**REQUIRED WORK:** Give only the number of lines in these records that contain the word "Adresa".

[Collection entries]
- - -
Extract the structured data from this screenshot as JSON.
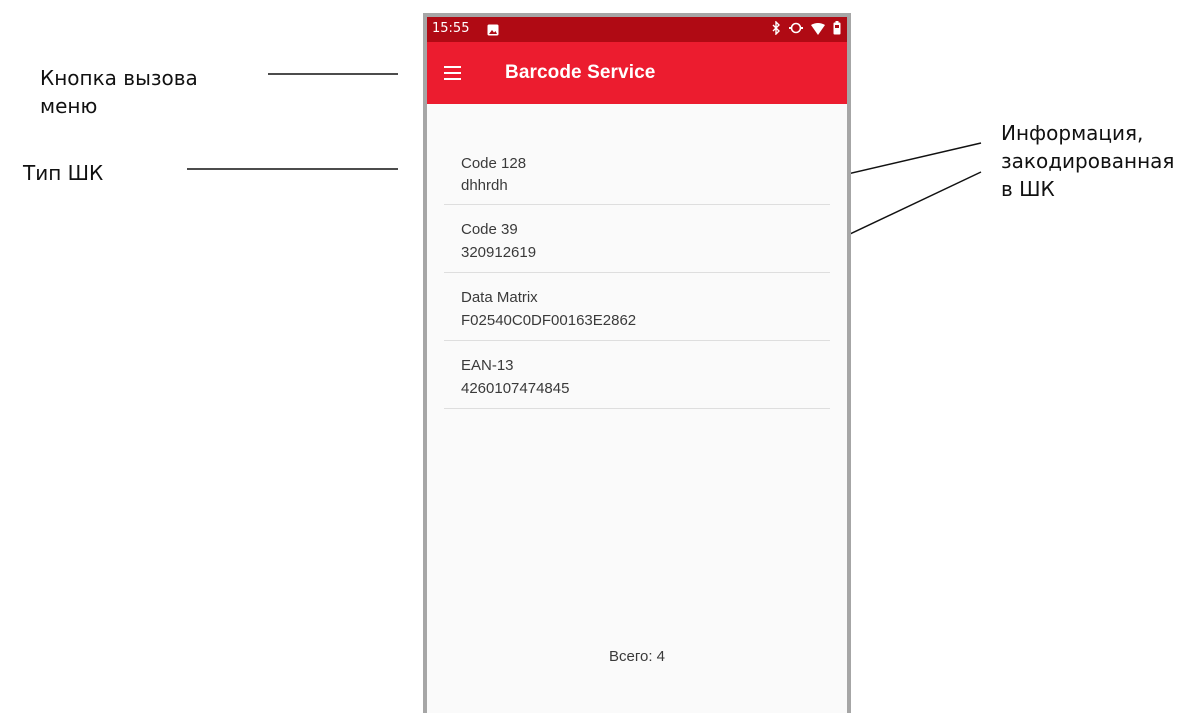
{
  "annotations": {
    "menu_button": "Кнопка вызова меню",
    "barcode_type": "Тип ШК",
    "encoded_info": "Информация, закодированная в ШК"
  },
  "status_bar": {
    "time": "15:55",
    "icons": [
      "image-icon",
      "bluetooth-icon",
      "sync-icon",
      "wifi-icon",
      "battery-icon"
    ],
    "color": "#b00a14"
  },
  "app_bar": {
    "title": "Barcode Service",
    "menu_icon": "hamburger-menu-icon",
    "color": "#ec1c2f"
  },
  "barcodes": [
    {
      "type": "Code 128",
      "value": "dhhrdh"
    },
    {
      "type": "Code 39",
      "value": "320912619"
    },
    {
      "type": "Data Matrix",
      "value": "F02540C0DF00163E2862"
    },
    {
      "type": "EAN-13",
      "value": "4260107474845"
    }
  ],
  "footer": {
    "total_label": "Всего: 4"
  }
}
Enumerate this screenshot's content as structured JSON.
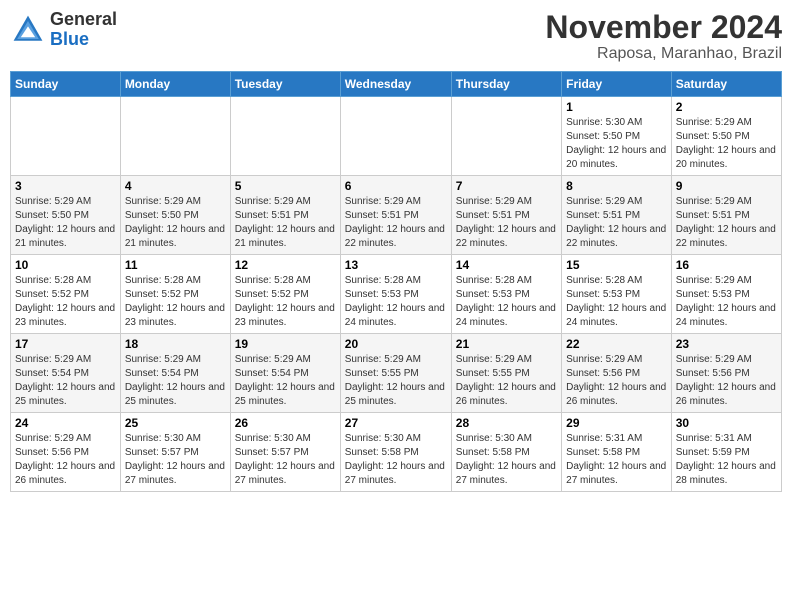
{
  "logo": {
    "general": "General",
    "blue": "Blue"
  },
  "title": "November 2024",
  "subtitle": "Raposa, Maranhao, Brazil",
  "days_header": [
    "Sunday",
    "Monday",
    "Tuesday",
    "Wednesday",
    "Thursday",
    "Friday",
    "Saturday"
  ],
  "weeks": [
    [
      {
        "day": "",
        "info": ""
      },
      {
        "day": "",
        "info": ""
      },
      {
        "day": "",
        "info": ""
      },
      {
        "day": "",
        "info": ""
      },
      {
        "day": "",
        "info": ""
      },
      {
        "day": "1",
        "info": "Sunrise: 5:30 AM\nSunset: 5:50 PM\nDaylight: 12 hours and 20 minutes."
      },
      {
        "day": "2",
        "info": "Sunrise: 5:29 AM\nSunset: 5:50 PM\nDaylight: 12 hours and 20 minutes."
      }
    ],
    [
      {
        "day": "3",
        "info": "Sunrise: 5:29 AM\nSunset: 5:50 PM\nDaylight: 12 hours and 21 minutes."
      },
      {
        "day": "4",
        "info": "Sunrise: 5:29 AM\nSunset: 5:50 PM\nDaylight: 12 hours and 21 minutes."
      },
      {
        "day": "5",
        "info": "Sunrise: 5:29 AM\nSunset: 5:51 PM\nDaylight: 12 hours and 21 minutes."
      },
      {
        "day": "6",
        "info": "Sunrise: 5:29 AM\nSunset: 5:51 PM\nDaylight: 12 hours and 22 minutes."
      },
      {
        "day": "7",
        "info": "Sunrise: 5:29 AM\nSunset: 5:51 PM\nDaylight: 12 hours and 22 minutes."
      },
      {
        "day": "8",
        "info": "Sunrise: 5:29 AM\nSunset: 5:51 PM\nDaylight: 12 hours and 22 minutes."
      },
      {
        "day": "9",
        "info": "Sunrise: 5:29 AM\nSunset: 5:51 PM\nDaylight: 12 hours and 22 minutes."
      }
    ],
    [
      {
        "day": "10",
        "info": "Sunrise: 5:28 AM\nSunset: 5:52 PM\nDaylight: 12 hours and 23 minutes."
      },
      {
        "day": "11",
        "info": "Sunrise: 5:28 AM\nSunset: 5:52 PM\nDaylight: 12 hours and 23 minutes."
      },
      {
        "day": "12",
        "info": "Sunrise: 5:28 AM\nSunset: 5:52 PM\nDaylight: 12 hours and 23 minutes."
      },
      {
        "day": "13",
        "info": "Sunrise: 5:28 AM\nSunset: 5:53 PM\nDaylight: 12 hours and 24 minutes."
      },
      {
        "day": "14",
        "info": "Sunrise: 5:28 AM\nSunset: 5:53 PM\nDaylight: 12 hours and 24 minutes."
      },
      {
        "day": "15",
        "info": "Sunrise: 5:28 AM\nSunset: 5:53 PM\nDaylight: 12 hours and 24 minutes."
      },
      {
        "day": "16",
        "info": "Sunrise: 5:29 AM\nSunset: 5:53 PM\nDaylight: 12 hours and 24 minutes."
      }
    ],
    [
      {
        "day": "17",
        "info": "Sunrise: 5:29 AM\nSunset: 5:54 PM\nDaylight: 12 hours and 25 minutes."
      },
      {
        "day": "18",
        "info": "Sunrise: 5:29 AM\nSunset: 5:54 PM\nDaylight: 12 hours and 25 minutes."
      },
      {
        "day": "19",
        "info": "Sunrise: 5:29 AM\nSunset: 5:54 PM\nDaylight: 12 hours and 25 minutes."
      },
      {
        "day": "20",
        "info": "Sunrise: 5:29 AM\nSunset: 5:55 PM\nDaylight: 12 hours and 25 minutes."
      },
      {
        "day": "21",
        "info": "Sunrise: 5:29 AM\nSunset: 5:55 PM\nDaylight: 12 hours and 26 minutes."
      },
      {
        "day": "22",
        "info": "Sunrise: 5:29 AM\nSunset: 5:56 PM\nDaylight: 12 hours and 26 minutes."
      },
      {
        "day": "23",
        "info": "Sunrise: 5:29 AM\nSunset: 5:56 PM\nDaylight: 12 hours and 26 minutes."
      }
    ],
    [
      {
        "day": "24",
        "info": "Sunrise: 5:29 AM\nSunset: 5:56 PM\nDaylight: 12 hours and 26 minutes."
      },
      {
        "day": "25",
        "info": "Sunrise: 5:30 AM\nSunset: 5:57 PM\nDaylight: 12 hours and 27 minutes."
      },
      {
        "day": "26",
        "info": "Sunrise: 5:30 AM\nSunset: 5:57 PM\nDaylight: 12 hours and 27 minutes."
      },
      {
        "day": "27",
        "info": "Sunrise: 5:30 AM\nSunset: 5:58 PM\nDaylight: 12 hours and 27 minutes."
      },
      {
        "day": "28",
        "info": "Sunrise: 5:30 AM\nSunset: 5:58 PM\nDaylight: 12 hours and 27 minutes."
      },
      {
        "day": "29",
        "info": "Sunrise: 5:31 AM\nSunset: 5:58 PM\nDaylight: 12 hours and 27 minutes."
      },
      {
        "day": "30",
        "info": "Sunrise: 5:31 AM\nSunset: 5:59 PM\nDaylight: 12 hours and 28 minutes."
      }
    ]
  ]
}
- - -
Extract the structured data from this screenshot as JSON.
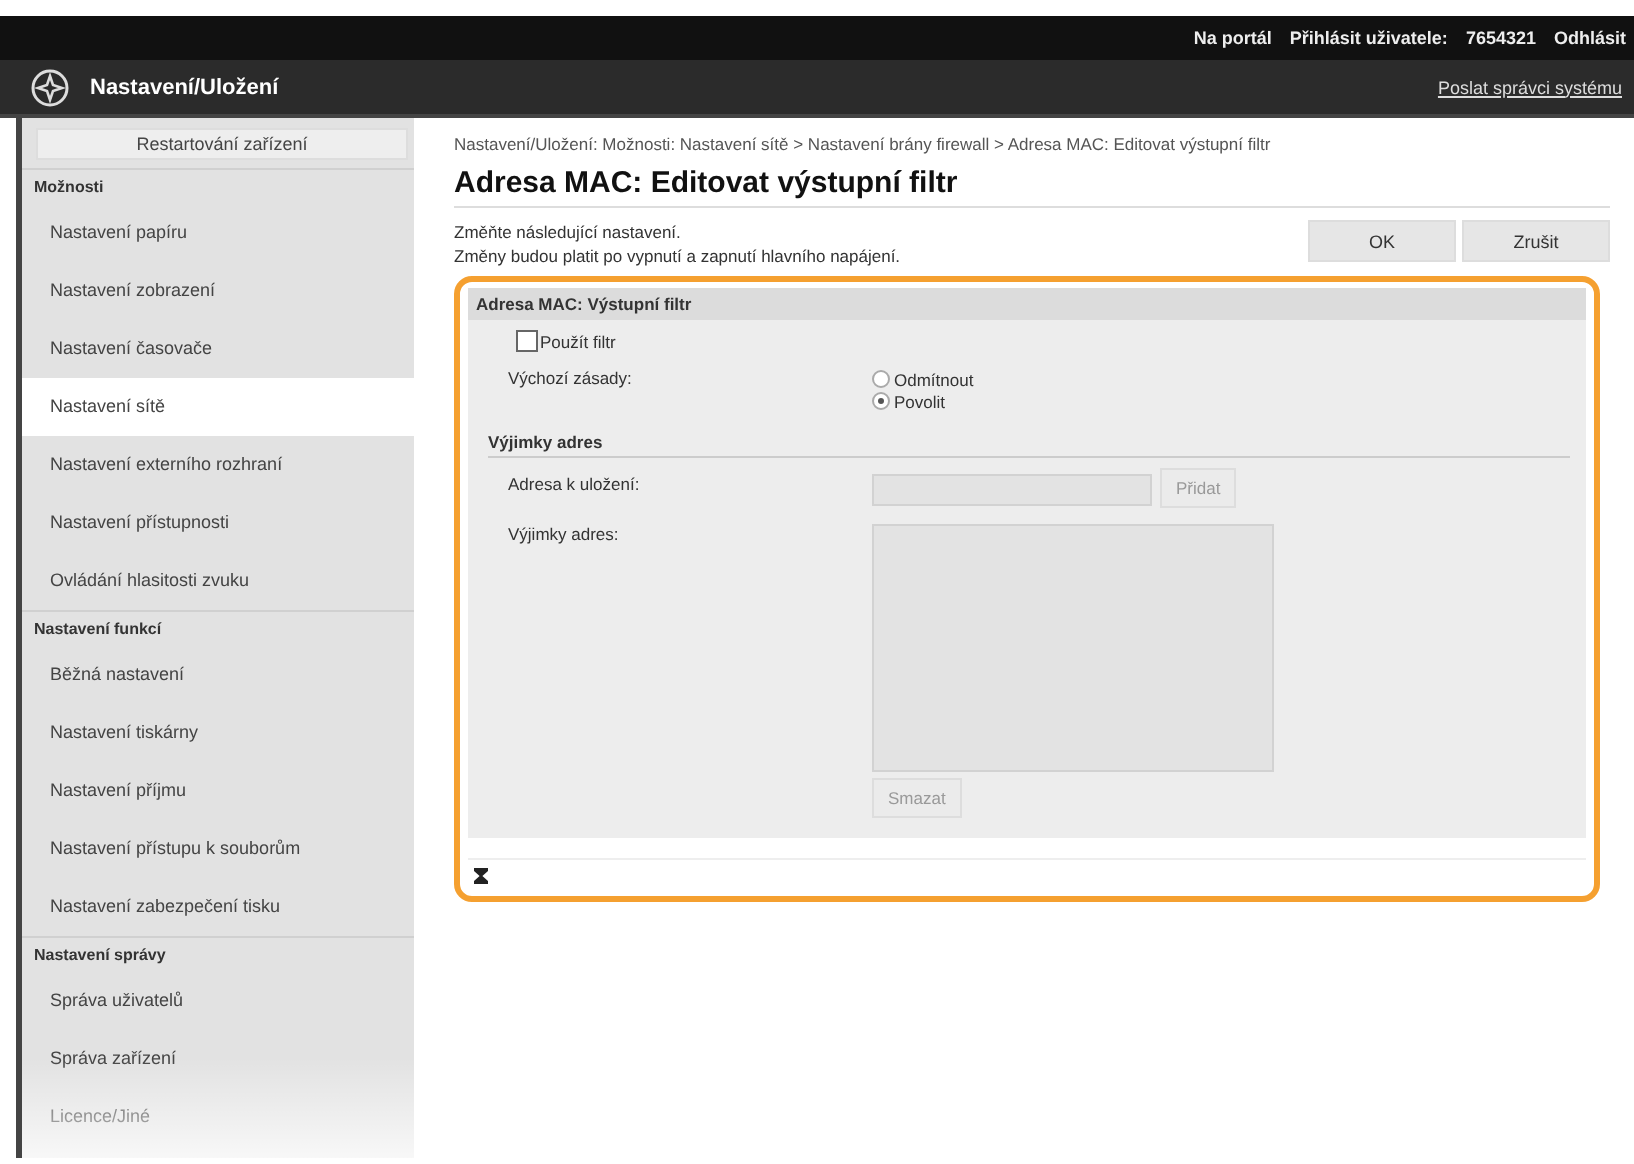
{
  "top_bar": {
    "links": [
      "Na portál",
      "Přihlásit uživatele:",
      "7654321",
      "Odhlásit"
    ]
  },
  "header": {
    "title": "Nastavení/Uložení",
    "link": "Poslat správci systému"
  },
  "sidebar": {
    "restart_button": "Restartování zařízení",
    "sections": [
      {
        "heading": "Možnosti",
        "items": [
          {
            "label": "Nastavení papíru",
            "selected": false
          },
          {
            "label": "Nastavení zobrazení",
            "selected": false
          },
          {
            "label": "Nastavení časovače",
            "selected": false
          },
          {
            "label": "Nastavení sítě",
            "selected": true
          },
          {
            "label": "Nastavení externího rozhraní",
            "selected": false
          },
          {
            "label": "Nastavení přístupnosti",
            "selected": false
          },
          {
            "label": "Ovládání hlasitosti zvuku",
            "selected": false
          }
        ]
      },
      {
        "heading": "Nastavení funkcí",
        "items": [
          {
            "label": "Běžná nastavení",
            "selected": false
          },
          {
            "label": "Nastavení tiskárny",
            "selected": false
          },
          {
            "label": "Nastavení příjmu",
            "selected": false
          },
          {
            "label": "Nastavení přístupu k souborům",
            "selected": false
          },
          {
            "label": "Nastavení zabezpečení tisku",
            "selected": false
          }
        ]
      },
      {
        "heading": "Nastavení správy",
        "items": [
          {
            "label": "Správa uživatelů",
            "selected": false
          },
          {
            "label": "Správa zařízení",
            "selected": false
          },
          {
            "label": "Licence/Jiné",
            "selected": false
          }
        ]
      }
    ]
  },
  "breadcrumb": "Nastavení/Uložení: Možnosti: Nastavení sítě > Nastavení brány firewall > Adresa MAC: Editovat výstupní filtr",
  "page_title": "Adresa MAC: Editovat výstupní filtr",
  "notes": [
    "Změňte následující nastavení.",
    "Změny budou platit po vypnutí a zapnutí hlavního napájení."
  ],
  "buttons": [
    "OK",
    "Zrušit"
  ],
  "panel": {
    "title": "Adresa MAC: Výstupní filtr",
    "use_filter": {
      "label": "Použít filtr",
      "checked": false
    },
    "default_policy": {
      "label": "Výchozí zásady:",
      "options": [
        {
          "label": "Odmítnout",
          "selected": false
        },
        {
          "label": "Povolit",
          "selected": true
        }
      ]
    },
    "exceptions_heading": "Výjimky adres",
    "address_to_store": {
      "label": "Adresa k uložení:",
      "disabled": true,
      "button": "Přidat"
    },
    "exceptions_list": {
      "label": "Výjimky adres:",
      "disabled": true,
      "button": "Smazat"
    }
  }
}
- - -
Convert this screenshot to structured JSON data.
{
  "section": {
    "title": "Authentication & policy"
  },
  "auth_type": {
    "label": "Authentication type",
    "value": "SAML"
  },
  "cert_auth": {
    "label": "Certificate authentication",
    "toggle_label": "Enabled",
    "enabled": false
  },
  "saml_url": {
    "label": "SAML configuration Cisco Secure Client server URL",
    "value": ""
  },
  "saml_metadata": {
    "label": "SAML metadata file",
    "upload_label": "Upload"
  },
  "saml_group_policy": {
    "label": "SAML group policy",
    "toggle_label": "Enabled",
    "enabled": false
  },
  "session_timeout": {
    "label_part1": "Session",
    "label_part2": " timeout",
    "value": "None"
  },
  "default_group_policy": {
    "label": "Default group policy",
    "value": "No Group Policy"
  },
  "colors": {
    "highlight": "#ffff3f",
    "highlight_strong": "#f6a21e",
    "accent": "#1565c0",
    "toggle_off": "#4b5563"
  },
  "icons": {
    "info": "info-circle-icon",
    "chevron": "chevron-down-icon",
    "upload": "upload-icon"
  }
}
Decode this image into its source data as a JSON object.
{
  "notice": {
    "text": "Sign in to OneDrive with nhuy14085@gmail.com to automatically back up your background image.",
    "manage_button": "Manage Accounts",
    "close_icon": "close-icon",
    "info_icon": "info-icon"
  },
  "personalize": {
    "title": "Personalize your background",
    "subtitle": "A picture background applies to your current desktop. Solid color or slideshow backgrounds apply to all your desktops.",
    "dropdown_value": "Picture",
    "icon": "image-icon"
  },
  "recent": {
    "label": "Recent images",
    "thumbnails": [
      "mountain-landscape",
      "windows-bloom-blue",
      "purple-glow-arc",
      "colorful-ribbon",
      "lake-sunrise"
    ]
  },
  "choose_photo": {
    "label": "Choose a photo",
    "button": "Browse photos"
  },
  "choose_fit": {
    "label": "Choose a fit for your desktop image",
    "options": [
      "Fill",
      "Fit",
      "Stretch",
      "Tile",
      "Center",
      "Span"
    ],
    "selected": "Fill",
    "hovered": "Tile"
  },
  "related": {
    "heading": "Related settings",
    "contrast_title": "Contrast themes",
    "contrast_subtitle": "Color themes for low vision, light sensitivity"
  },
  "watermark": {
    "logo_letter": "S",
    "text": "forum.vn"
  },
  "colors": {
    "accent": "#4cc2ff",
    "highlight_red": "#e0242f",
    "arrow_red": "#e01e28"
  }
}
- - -
**ANSWER TO THIS PROBLEM:** 4